• Work task:
Repeat the entries below exactly as they appear, with no pictures.

Entries from a dataset of interfaces:
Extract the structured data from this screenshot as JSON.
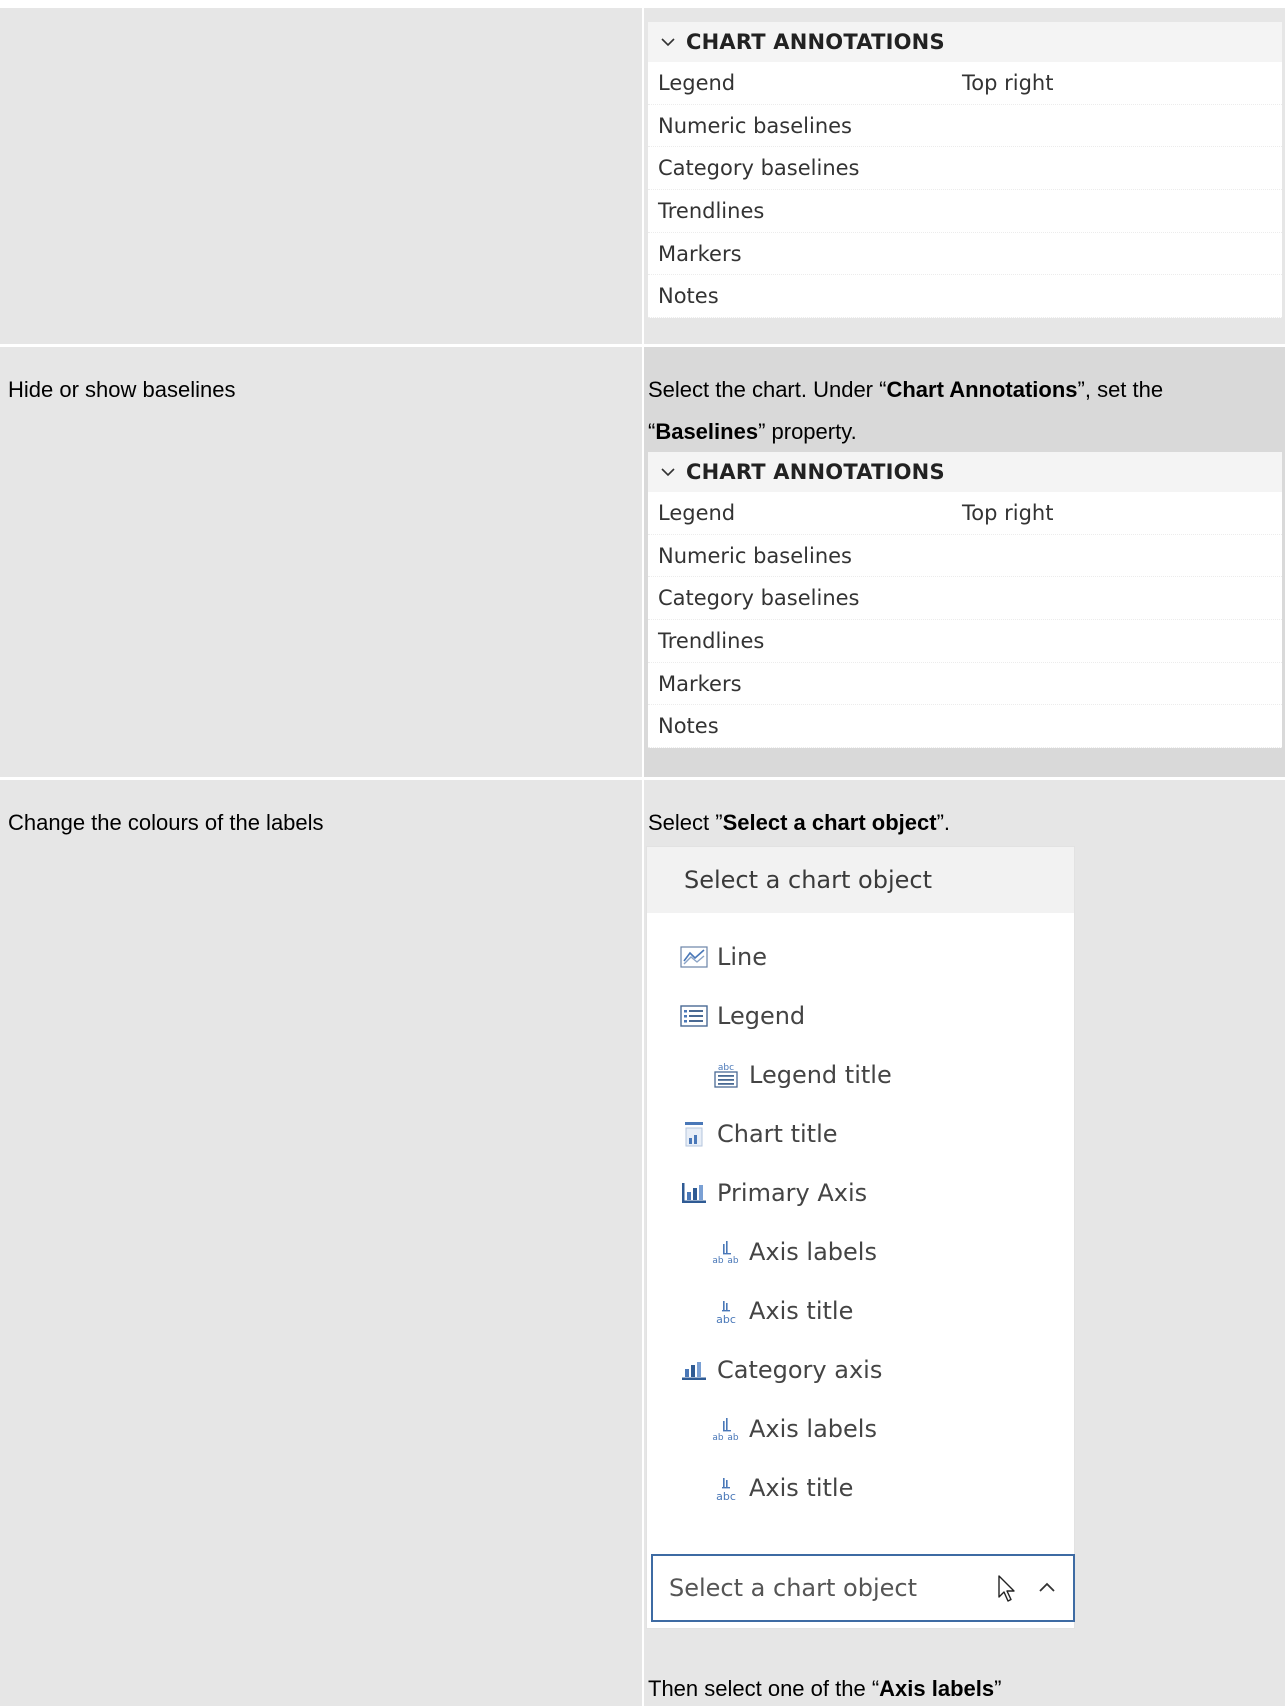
{
  "rows": [
    {
      "task": "",
      "panel": {
        "header": "CHART ANNOTATIONS",
        "props": [
          {
            "label": "Legend",
            "value": "Top right"
          },
          {
            "label": "Numeric baselines",
            "value": ""
          },
          {
            "label": "Category baselines",
            "value": ""
          },
          {
            "label": "Trendlines",
            "value": ""
          },
          {
            "label": "Markers",
            "value": ""
          },
          {
            "label": "Notes",
            "value": ""
          }
        ]
      }
    },
    {
      "task": "Hide or show baselines",
      "instruction": {
        "p1": "Select the chart. Under “",
        "b1": "Chart Annotations",
        "p2": "”, set the “",
        "b2": "Baselines",
        "p3": "” property."
      },
      "panel": {
        "header": "CHART ANNOTATIONS",
        "props": [
          {
            "label": "Legend",
            "value": "Top right"
          },
          {
            "label": "Numeric baselines",
            "value": ""
          },
          {
            "label": "Category baselines",
            "value": ""
          },
          {
            "label": "Trendlines",
            "value": ""
          },
          {
            "label": "Markers",
            "value": ""
          },
          {
            "label": "Notes",
            "value": ""
          }
        ]
      }
    },
    {
      "task": "Change the colours of the labels",
      "instruction": {
        "p1": "Select ”",
        "b1": "Select a chart object",
        "p2": "”."
      },
      "dropdown": {
        "header": "Select a chart object",
        "items": [
          {
            "label": "Line",
            "icon": "line-chart-icon"
          },
          {
            "label": "Legend",
            "icon": "legend-icon"
          },
          {
            "label": "Legend title",
            "icon": "legend-title-icon"
          },
          {
            "label": "Chart title",
            "icon": "chart-title-icon"
          },
          {
            "label": "Primary Axis",
            "icon": "primary-axis-icon"
          },
          {
            "label": "Axis labels",
            "icon": "axis-labels-icon"
          },
          {
            "label": "Axis title",
            "icon": "axis-title-icon"
          },
          {
            "label": "Category axis",
            "icon": "category-axis-icon"
          },
          {
            "label": "Axis labels",
            "icon": "axis-labels-icon"
          },
          {
            "label": "Axis title",
            "icon": "axis-title-icon"
          }
        ],
        "selected": "Select a chart object"
      },
      "followup": {
        "p1": "Then select one of the “",
        "b1": "Axis labels",
        "p2": "”"
      }
    }
  ],
  "colors": {
    "cell_bg": "#e6e6e6",
    "highlight_bg": "#d9d9d9",
    "icon_blue": "#4a78b8",
    "select_border": "#3e6ba3"
  }
}
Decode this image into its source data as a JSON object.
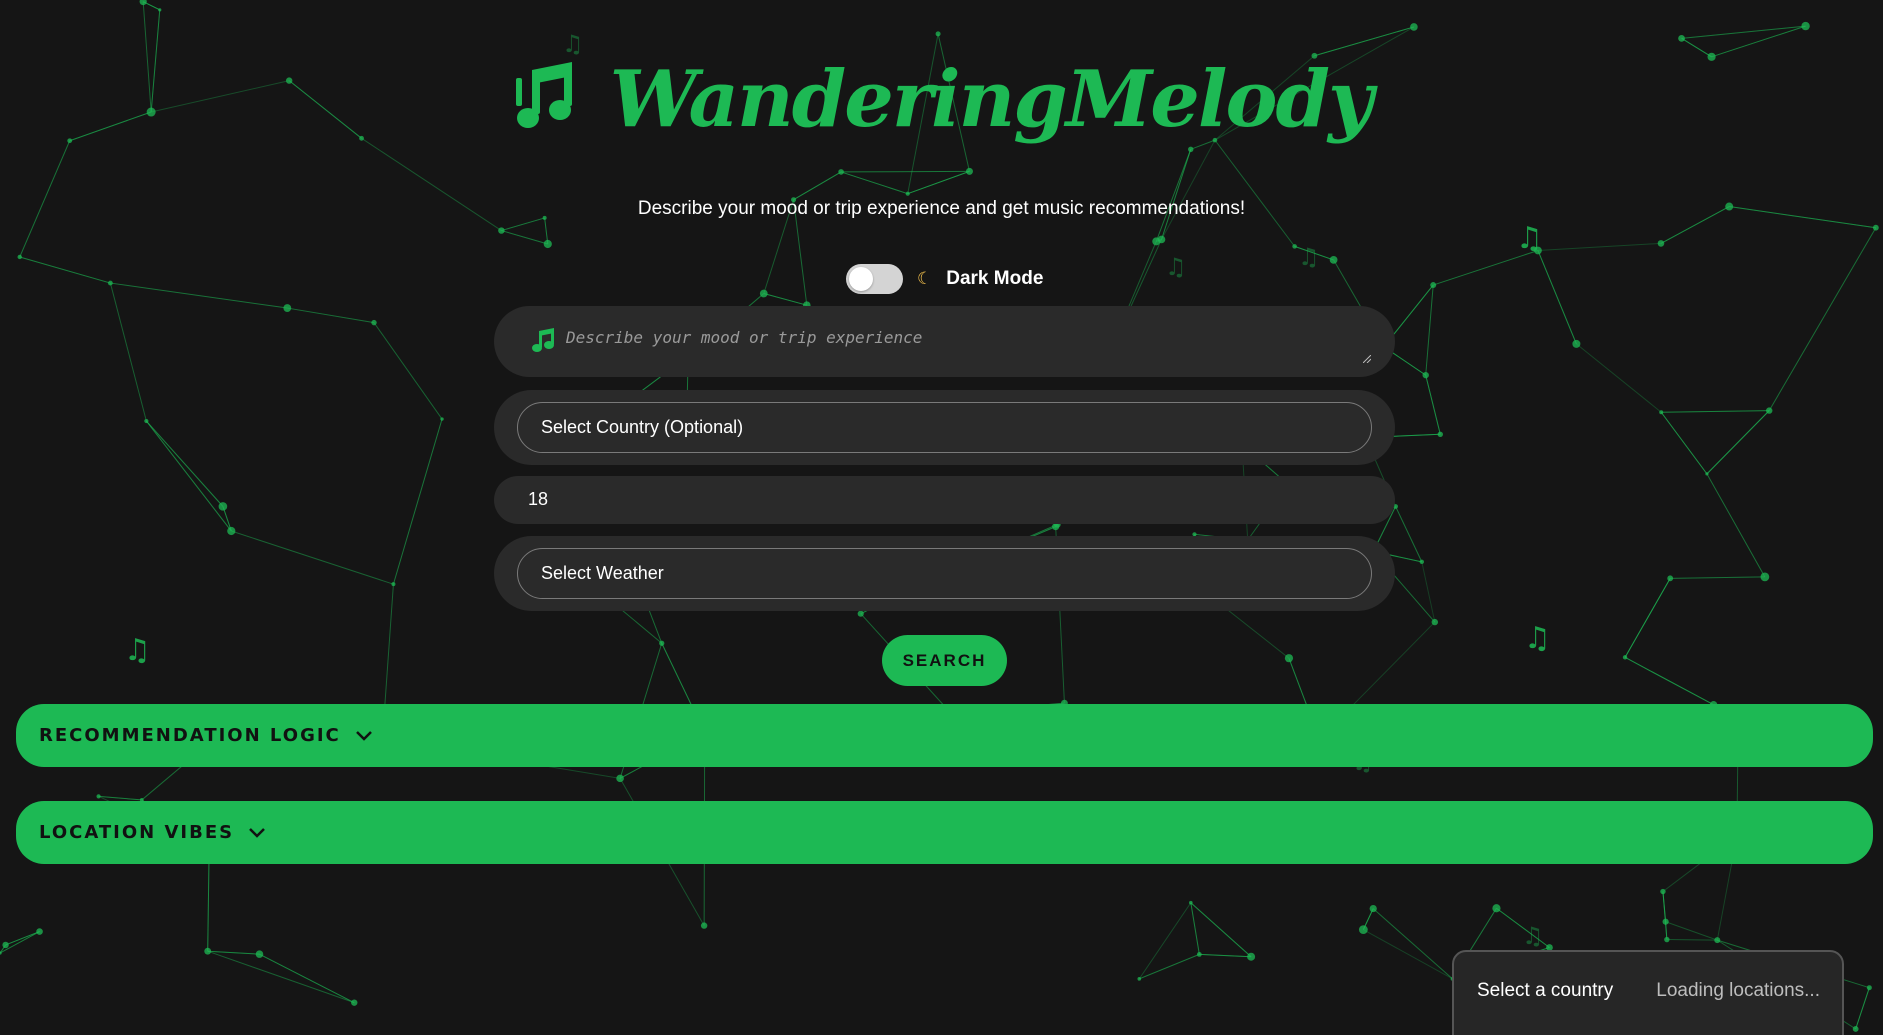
{
  "app": {
    "title": "WanderingMelody",
    "subtitle": "Describe your mood or trip experience and get music recommendations!"
  },
  "theme": {
    "accent": "#1db954",
    "background": "#151515",
    "panel": "#2a2a2a"
  },
  "toggle": {
    "label": "Dark Mode",
    "icon": "moon-icon",
    "checked": false
  },
  "mood": {
    "icon": "music-note-icon",
    "placeholder": "Describe your mood or trip experience",
    "value": ""
  },
  "country_select": {
    "selected": "Select Country (Optional)"
  },
  "age": {
    "value": "18"
  },
  "weather_select": {
    "selected": "Select Weather"
  },
  "search": {
    "label": "SEARCH"
  },
  "accordions": [
    {
      "label": "RECOMMENDATION LOGIC",
      "icon": "chevron-down-icon"
    },
    {
      "label": "LOCATION VIBES",
      "icon": "chevron-down-icon"
    }
  ],
  "country_popup": {
    "title": "Select a country",
    "status": "Loading locations..."
  },
  "background": {
    "pattern": "network-lines",
    "decorations": "music-note-icon"
  }
}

• Answer for this exercise:
Extract the structured data from this screenshot as JSON.
{
  "rows": [
    {
      "task": "",
      "panel": {
        "header": "CHART ANNOTATIONS",
        "props": [
          {
            "label": "Legend",
            "value": "Top right"
          },
          {
            "label": "Numeric baselines",
            "value": ""
          },
          {
            "label": "Category baselines",
            "value": ""
          },
          {
            "label": "Trendlines",
            "value": ""
          },
          {
            "label": "Markers",
            "value": ""
          },
          {
            "label": "Notes",
            "value": ""
          }
        ]
      }
    },
    {
      "task": "Hide or show baselines",
      "instruction": {
        "p1": "Select the chart. Under “",
        "b1": "Chart Annotations",
        "p2": "”, set the “",
        "b2": "Baselines",
        "p3": "” property."
      },
      "panel": {
        "header": "CHART ANNOTATIONS",
        "props": [
          {
            "label": "Legend",
            "value": "Top right"
          },
          {
            "label": "Numeric baselines",
            "value": ""
          },
          {
            "label": "Category baselines",
            "value": ""
          },
          {
            "label": "Trendlines",
            "value": ""
          },
          {
            "label": "Markers",
            "value": ""
          },
          {
            "label": "Notes",
            "value": ""
          }
        ]
      }
    },
    {
      "task": "Change the colours of the labels",
      "instruction": {
        "p1": "Select ”",
        "b1": "Select a chart object",
        "p2": "”."
      },
      "dropdown": {
        "header": "Select a chart object",
        "items": [
          {
            "label": "Line",
            "icon": "line-chart-icon"
          },
          {
            "label": "Legend",
            "icon": "legend-icon"
          },
          {
            "label": "Legend title",
            "icon": "legend-title-icon"
          },
          {
            "label": "Chart title",
            "icon": "chart-title-icon"
          },
          {
            "label": "Primary Axis",
            "icon": "primary-axis-icon"
          },
          {
            "label": "Axis labels",
            "icon": "axis-labels-icon"
          },
          {
            "label": "Axis title",
            "icon": "axis-title-icon"
          },
          {
            "label": "Category axis",
            "icon": "category-axis-icon"
          },
          {
            "label": "Axis labels",
            "icon": "axis-labels-icon"
          },
          {
            "label": "Axis title",
            "icon": "axis-title-icon"
          }
        ],
        "selected": "Select a chart object"
      },
      "followup": {
        "p1": "Then select one of the “",
        "b1": "Axis labels",
        "p2": "”"
      }
    }
  ],
  "colors": {
    "cell_bg": "#e6e6e6",
    "highlight_bg": "#d9d9d9",
    "icon_blue": "#4a78b8",
    "select_border": "#3e6ba3"
  }
}
Decode this image into its source data as a JSON object.
{
  "app": {
    "title": "WanderingMelody",
    "subtitle": "Describe your mood or trip experience and get music recommendations!"
  },
  "theme": {
    "accent": "#1db954",
    "background": "#151515",
    "panel": "#2a2a2a"
  },
  "toggle": {
    "label": "Dark Mode",
    "icon": "moon-icon",
    "checked": false
  },
  "mood": {
    "icon": "music-note-icon",
    "placeholder": "Describe your mood or trip experience",
    "value": ""
  },
  "country_select": {
    "selected": "Select Country (Optional)"
  },
  "age": {
    "value": "18"
  },
  "weather_select": {
    "selected": "Select Weather"
  },
  "search": {
    "label": "SEARCH"
  },
  "accordions": [
    {
      "label": "RECOMMENDATION LOGIC",
      "icon": "chevron-down-icon"
    },
    {
      "label": "LOCATION VIBES",
      "icon": "chevron-down-icon"
    }
  ],
  "country_popup": {
    "title": "Select a country",
    "status": "Loading locations..."
  },
  "background": {
    "pattern": "network-lines",
    "decorations": "music-note-icon"
  }
}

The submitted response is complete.